Data records –
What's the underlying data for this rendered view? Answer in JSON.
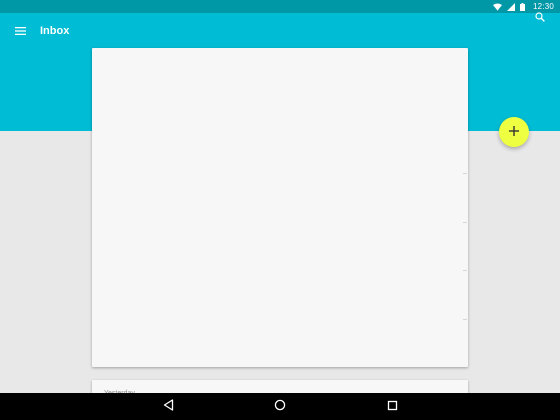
{
  "status_bar": {
    "time": "12:30",
    "icons": [
      "wifi-icon",
      "cell-signal-icon",
      "battery-icon"
    ]
  },
  "toolbar": {
    "title": "Inbox",
    "menu_icon": "menu-icon",
    "search_icon": "search-icon"
  },
  "content": {
    "section_label": "Yesterday"
  },
  "fab": {
    "icon": "plus-icon",
    "color": "#eeff41"
  },
  "nav_bar": {
    "icons": [
      "back-icon",
      "home-icon",
      "recents-icon"
    ]
  },
  "colors": {
    "status_bar": "#0097a7",
    "app_bar": "#00bcd4",
    "background": "#e8e8e8",
    "card": "#f7f7f7",
    "fab": "#eeff41"
  }
}
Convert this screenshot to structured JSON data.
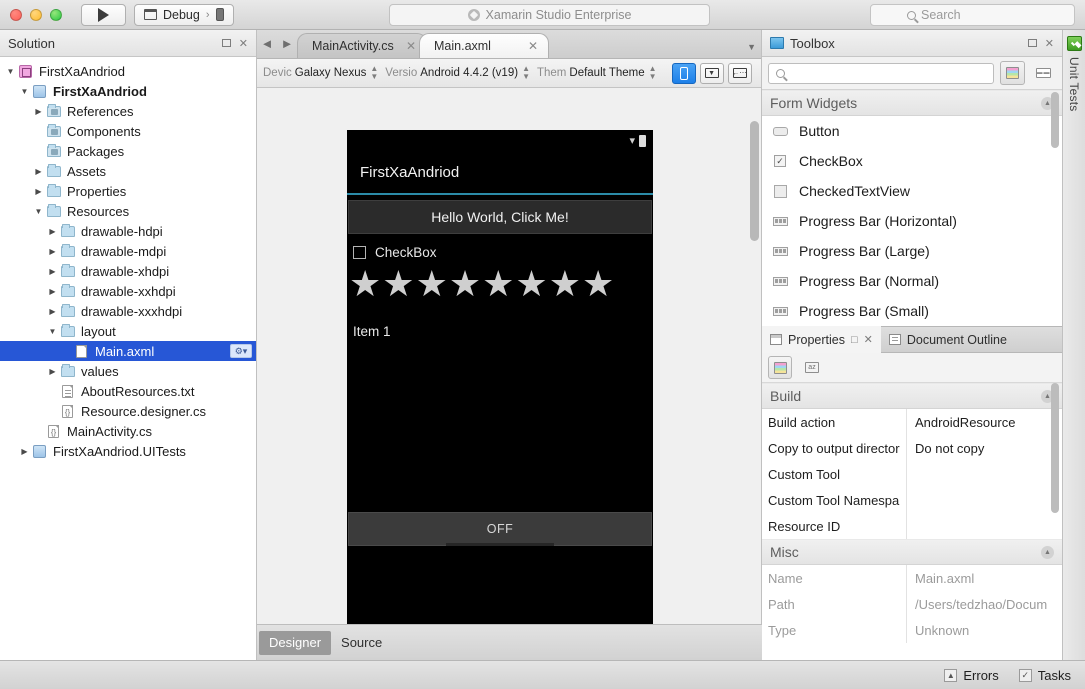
{
  "window": {
    "title": "Xamarin Studio Enterprise",
    "config_label": "Debug",
    "search_placeholder": "Search"
  },
  "solution": {
    "header": "Solution",
    "tree": [
      {
        "label": "FirstXaAndriod",
        "indent": 0,
        "twisty": "▼",
        "icon": "solution-icon",
        "bold": false,
        "selected": false
      },
      {
        "label": "FirstXaAndriod",
        "indent": 1,
        "twisty": "▼",
        "icon": "project-icon",
        "bold": true,
        "selected": false
      },
      {
        "label": "References",
        "indent": 2,
        "twisty": "▶",
        "icon": "references-folder-icon",
        "bold": false,
        "selected": false
      },
      {
        "label": "Components",
        "indent": 2,
        "twisty": "",
        "icon": "references-folder-icon",
        "bold": false,
        "selected": false
      },
      {
        "label": "Packages",
        "indent": 2,
        "twisty": "",
        "icon": "references-folder-icon",
        "bold": false,
        "selected": false
      },
      {
        "label": "Assets",
        "indent": 2,
        "twisty": "▶",
        "icon": "folder-icon",
        "bold": false,
        "selected": false
      },
      {
        "label": "Properties",
        "indent": 2,
        "twisty": "▶",
        "icon": "folder-icon",
        "bold": false,
        "selected": false
      },
      {
        "label": "Resources",
        "indent": 2,
        "twisty": "▼",
        "icon": "folder-icon",
        "bold": false,
        "selected": false
      },
      {
        "label": "drawable-hdpi",
        "indent": 3,
        "twisty": "▶",
        "icon": "folder-icon",
        "bold": false,
        "selected": false
      },
      {
        "label": "drawable-mdpi",
        "indent": 3,
        "twisty": "▶",
        "icon": "folder-icon",
        "bold": false,
        "selected": false
      },
      {
        "label": "drawable-xhdpi",
        "indent": 3,
        "twisty": "▶",
        "icon": "folder-icon",
        "bold": false,
        "selected": false
      },
      {
        "label": "drawable-xxhdpi",
        "indent": 3,
        "twisty": "▶",
        "icon": "folder-icon",
        "bold": false,
        "selected": false
      },
      {
        "label": "drawable-xxxhdpi",
        "indent": 3,
        "twisty": "▶",
        "icon": "folder-icon",
        "bold": false,
        "selected": false
      },
      {
        "label": "layout",
        "indent": 3,
        "twisty": "▼",
        "icon": "folder-icon",
        "bold": false,
        "selected": false
      },
      {
        "label": "Main.axml",
        "indent": 4,
        "twisty": "",
        "icon": "xml-file-icon",
        "bold": false,
        "selected": true
      },
      {
        "label": "values",
        "indent": 3,
        "twisty": "▶",
        "icon": "folder-icon",
        "bold": false,
        "selected": false
      },
      {
        "label": "AboutResources.txt",
        "indent": 3,
        "twisty": "",
        "icon": "text-file-icon",
        "bold": false,
        "selected": false
      },
      {
        "label": "Resource.designer.cs",
        "indent": 3,
        "twisty": "",
        "icon": "csharp-file-icon",
        "bold": false,
        "selected": false
      },
      {
        "label": "MainActivity.cs",
        "indent": 2,
        "twisty": "",
        "icon": "csharp-file-icon",
        "bold": false,
        "selected": false
      },
      {
        "label": "FirstXaAndriod.UITests",
        "indent": 1,
        "twisty": "▶",
        "icon": "project-icon",
        "bold": false,
        "selected": false
      }
    ],
    "gear_label": "⚙▾"
  },
  "editor": {
    "tabs": [
      {
        "label": "MainActivity.cs",
        "active": false
      },
      {
        "label": "Main.axml",
        "active": true
      }
    ],
    "designer_bar": {
      "device_label": "Devic",
      "device_value": "Galaxy Nexus",
      "version_label": "Versio",
      "version_value": "Android 4.4.2 (v19)",
      "theme_label": "Them",
      "theme_value": "Default Theme"
    },
    "float_toolbar": [
      "split-vertical-icon",
      "split-horizontal-icon",
      "fullscreen-icon",
      "zoom-in-icon",
      "zoom-out-icon"
    ],
    "bottom_tabs": [
      {
        "label": "Designer",
        "active": true
      },
      {
        "label": "Source",
        "active": false
      }
    ]
  },
  "preview": {
    "app_title": "FirstXaAndriod",
    "button_text": "Hello World, Click Me!",
    "checkbox_label": "CheckBox",
    "star_count": 8,
    "list_item": "Item 1",
    "switch_label": "OFF"
  },
  "toolbox": {
    "header": "Toolbox",
    "search_placeholder": "",
    "group": "Form Widgets",
    "items": [
      {
        "label": "Button",
        "icon": "button-widget-icon"
      },
      {
        "label": "CheckBox",
        "icon": "checkbox-widget-icon"
      },
      {
        "label": "CheckedTextView",
        "icon": "checkedtextview-widget-icon"
      },
      {
        "label": "Progress Bar (Horizontal)",
        "icon": "progressbar-widget-icon"
      },
      {
        "label": "Progress Bar (Large)",
        "icon": "progressbar-widget-icon"
      },
      {
        "label": "Progress Bar (Normal)",
        "icon": "progressbar-widget-icon"
      },
      {
        "label": "Progress Bar (Small)",
        "icon": "progressbar-widget-icon"
      }
    ]
  },
  "properties": {
    "tabs": [
      {
        "label": "Properties",
        "active": true
      },
      {
        "label": "Document Outline",
        "active": false
      }
    ],
    "groups": [
      {
        "name": "Build",
        "rows": [
          {
            "name": "Build action",
            "value": "AndroidResource",
            "dim": false
          },
          {
            "name": "Copy to output director",
            "value": "Do not copy",
            "dim": false
          },
          {
            "name": "Custom Tool",
            "value": "",
            "dim": false
          },
          {
            "name": "Custom Tool Namespa",
            "value": "",
            "dim": false
          },
          {
            "name": "Resource ID",
            "value": "",
            "dim": false
          }
        ]
      },
      {
        "name": "Misc",
        "rows": [
          {
            "name": "Name",
            "value": "Main.axml",
            "dim": true
          },
          {
            "name": "Path",
            "value": "/Users/tedzhao/Docum",
            "dim": true
          },
          {
            "name": "Type",
            "value": "Unknown",
            "dim": true
          }
        ]
      }
    ]
  },
  "vstrip": {
    "label": "Unit Tests"
  },
  "statusbar": {
    "errors": "Errors",
    "tasks": "Tasks"
  }
}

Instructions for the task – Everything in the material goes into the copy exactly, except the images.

Problem solution –
What's the underlying data for this rendered view? Answer in JSON.
{
  "status_bar": {
    "time": "12:30",
    "icons": [
      "wifi-icon",
      "cell-signal-icon",
      "battery-icon"
    ]
  },
  "toolbar": {
    "title": "Inbox",
    "menu_icon": "menu-icon",
    "search_icon": "search-icon"
  },
  "content": {
    "section_label": "Yesterday"
  },
  "fab": {
    "icon": "plus-icon",
    "color": "#eeff41"
  },
  "nav_bar": {
    "icons": [
      "back-icon",
      "home-icon",
      "recents-icon"
    ]
  },
  "colors": {
    "status_bar": "#0097a7",
    "app_bar": "#00bcd4",
    "background": "#e8e8e8",
    "card": "#f7f7f7",
    "fab": "#eeff41"
  }
}
Convert this screenshot to structured JSON data.
{
  "window": {
    "title": "Xamarin Studio Enterprise",
    "config_label": "Debug",
    "search_placeholder": "Search"
  },
  "solution": {
    "header": "Solution",
    "tree": [
      {
        "label": "FirstXaAndriod",
        "indent": 0,
        "twisty": "▼",
        "icon": "solution-icon",
        "bold": false,
        "selected": false
      },
      {
        "label": "FirstXaAndriod",
        "indent": 1,
        "twisty": "▼",
        "icon": "project-icon",
        "bold": true,
        "selected": false
      },
      {
        "label": "References",
        "indent": 2,
        "twisty": "▶",
        "icon": "references-folder-icon",
        "bold": false,
        "selected": false
      },
      {
        "label": "Components",
        "indent": 2,
        "twisty": "",
        "icon": "references-folder-icon",
        "bold": false,
        "selected": false
      },
      {
        "label": "Packages",
        "indent": 2,
        "twisty": "",
        "icon": "references-folder-icon",
        "bold": false,
        "selected": false
      },
      {
        "label": "Assets",
        "indent": 2,
        "twisty": "▶",
        "icon": "folder-icon",
        "bold": false,
        "selected": false
      },
      {
        "label": "Properties",
        "indent": 2,
        "twisty": "▶",
        "icon": "folder-icon",
        "bold": false,
        "selected": false
      },
      {
        "label": "Resources",
        "indent": 2,
        "twisty": "▼",
        "icon": "folder-icon",
        "bold": false,
        "selected": false
      },
      {
        "label": "drawable-hdpi",
        "indent": 3,
        "twisty": "▶",
        "icon": "folder-icon",
        "bold": false,
        "selected": false
      },
      {
        "label": "drawable-mdpi",
        "indent": 3,
        "twisty": "▶",
        "icon": "folder-icon",
        "bold": false,
        "selected": false
      },
      {
        "label": "drawable-xhdpi",
        "indent": 3,
        "twisty": "▶",
        "icon": "folder-icon",
        "bold": false,
        "selected": false
      },
      {
        "label": "drawable-xxhdpi",
        "indent": 3,
        "twisty": "▶",
        "icon": "folder-icon",
        "bold": false,
        "selected": false
      },
      {
        "label": "drawable-xxxhdpi",
        "indent": 3,
        "twisty": "▶",
        "icon": "folder-icon",
        "bold": false,
        "selected": false
      },
      {
        "label": "layout",
        "indent": 3,
        "twisty": "▼",
        "icon": "folder-icon",
        "bold": false,
        "selected": false
      },
      {
        "label": "Main.axml",
        "indent": 4,
        "twisty": "",
        "icon": "xml-file-icon",
        "bold": false,
        "selected": true
      },
      {
        "label": "values",
        "indent": 3,
        "twisty": "▶",
        "icon": "folder-icon",
        "bold": false,
        "selected": false
      },
      {
        "label": "AboutResources.txt",
        "indent": 3,
        "twisty": "",
        "icon": "text-file-icon",
        "bold": false,
        "selected": false
      },
      {
        "label": "Resource.designer.cs",
        "indent": 3,
        "twisty": "",
        "icon": "csharp-file-icon",
        "bold": false,
        "selected": false
      },
      {
        "label": "MainActivity.cs",
        "indent": 2,
        "twisty": "",
        "icon": "csharp-file-icon",
        "bold": false,
        "selected": false
      },
      {
        "label": "FirstXaAndriod.UITests",
        "indent": 1,
        "twisty": "▶",
        "icon": "project-icon",
        "bold": false,
        "selected": false
      }
    ],
    "gear_label": "⚙▾"
  },
  "editor": {
    "tabs": [
      {
        "label": "MainActivity.cs",
        "active": false
      },
      {
        "label": "Main.axml",
        "active": true
      }
    ],
    "designer_bar": {
      "device_label": "Devic",
      "device_value": "Galaxy Nexus",
      "version_label": "Versio",
      "version_value": "Android 4.4.2 (v19)",
      "theme_label": "Them",
      "theme_value": "Default Theme"
    },
    "float_toolbar": [
      "split-vertical-icon",
      "split-horizontal-icon",
      "fullscreen-icon",
      "zoom-in-icon",
      "zoom-out-icon"
    ],
    "bottom_tabs": [
      {
        "label": "Designer",
        "active": true
      },
      {
        "label": "Source",
        "active": false
      }
    ]
  },
  "preview": {
    "app_title": "FirstXaAndriod",
    "button_text": "Hello World, Click Me!",
    "checkbox_label": "CheckBox",
    "star_count": 8,
    "list_item": "Item 1",
    "switch_label": "OFF"
  },
  "toolbox": {
    "header": "Toolbox",
    "search_placeholder": "",
    "group": "Form Widgets",
    "items": [
      {
        "label": "Button",
        "icon": "button-widget-icon"
      },
      {
        "label": "CheckBox",
        "icon": "checkbox-widget-icon"
      },
      {
        "label": "CheckedTextView",
        "icon": "checkedtextview-widget-icon"
      },
      {
        "label": "Progress Bar (Horizontal)",
        "icon": "progressbar-widget-icon"
      },
      {
        "label": "Progress Bar (Large)",
        "icon": "progressbar-widget-icon"
      },
      {
        "label": "Progress Bar (Normal)",
        "icon": "progressbar-widget-icon"
      },
      {
        "label": "Progress Bar (Small)",
        "icon": "progressbar-widget-icon"
      }
    ]
  },
  "properties": {
    "tabs": [
      {
        "label": "Properties",
        "active": true
      },
      {
        "label": "Document Outline",
        "active": false
      }
    ],
    "groups": [
      {
        "name": "Build",
        "rows": [
          {
            "name": "Build action",
            "value": "AndroidResource",
            "dim": false
          },
          {
            "name": "Copy to output director",
            "value": "Do not copy",
            "dim": false
          },
          {
            "name": "Custom Tool",
            "value": "",
            "dim": false
          },
          {
            "name": "Custom Tool Namespa",
            "value": "",
            "dim": false
          },
          {
            "name": "Resource ID",
            "value": "",
            "dim": false
          }
        ]
      },
      {
        "name": "Misc",
        "rows": [
          {
            "name": "Name",
            "value": "Main.axml",
            "dim": true
          },
          {
            "name": "Path",
            "value": "/Users/tedzhao/Docum",
            "dim": true
          },
          {
            "name": "Type",
            "value": "Unknown",
            "dim": true
          }
        ]
      }
    ]
  },
  "vstrip": {
    "label": "Unit Tests"
  },
  "statusbar": {
    "errors": "Errors",
    "tasks": "Tasks"
  }
}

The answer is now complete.